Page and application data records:
- - -

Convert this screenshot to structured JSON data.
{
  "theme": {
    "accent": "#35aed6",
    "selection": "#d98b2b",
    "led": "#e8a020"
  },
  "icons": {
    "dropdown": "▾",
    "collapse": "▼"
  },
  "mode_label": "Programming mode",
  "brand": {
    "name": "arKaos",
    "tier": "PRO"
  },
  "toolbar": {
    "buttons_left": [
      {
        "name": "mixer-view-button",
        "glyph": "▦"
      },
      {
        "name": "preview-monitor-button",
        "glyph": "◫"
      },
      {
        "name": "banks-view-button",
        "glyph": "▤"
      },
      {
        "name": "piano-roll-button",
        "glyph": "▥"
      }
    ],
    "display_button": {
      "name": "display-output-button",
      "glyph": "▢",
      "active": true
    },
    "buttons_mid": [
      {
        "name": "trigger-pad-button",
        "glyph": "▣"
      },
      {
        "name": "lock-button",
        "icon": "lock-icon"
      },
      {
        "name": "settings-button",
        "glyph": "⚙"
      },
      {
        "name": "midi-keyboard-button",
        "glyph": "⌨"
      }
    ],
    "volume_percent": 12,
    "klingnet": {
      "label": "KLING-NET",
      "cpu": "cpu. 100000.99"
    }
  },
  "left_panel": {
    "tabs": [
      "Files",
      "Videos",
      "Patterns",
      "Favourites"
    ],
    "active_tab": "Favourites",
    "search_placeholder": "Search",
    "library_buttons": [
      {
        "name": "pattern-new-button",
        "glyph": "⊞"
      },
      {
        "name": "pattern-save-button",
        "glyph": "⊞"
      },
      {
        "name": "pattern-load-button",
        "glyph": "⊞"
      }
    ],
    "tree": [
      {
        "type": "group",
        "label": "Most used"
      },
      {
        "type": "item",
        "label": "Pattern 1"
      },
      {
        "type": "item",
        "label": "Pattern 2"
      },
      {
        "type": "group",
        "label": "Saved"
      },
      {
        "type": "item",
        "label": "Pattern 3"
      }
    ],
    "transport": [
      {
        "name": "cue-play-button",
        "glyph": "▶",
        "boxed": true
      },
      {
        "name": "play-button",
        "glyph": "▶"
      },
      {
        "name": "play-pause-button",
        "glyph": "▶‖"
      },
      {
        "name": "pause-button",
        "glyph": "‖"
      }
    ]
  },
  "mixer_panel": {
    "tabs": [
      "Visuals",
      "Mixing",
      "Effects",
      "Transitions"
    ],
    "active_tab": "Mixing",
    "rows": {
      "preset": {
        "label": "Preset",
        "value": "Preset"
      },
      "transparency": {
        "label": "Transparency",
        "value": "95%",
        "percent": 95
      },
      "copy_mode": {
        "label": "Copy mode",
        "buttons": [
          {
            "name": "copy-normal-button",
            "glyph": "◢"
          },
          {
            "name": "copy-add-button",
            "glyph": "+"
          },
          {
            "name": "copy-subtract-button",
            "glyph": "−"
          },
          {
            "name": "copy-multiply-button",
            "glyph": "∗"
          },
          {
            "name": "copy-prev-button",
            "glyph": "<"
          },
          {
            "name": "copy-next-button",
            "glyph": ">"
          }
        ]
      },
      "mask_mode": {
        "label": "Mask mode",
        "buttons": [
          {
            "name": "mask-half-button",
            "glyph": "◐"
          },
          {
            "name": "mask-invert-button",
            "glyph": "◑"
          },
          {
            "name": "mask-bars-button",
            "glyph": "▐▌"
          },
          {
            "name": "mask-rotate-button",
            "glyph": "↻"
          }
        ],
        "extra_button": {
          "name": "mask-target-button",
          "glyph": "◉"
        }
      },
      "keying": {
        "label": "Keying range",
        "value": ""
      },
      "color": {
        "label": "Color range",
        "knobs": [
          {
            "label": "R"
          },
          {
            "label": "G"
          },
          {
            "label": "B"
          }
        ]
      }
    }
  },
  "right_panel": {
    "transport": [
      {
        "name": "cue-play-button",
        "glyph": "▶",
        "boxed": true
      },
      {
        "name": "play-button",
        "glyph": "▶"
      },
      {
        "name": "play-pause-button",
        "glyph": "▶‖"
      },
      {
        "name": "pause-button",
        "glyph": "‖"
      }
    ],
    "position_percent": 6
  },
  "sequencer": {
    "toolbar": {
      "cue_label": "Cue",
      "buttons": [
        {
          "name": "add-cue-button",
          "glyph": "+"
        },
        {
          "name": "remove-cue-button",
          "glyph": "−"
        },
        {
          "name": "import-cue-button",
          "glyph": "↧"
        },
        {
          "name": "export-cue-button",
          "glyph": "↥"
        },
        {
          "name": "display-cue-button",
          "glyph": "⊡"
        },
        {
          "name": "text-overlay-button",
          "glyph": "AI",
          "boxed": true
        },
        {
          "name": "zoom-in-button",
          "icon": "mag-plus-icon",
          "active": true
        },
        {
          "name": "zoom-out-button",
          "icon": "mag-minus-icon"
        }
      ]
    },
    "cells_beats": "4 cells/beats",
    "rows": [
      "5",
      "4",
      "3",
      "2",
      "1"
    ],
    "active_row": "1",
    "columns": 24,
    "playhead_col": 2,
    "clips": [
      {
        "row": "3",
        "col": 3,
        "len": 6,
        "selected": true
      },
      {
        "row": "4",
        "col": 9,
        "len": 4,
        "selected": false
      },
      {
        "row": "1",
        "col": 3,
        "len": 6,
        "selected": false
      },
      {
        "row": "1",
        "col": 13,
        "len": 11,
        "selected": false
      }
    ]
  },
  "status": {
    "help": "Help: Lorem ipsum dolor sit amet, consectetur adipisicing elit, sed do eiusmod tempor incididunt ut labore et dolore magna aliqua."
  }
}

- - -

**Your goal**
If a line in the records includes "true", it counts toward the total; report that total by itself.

**Exercise result**
6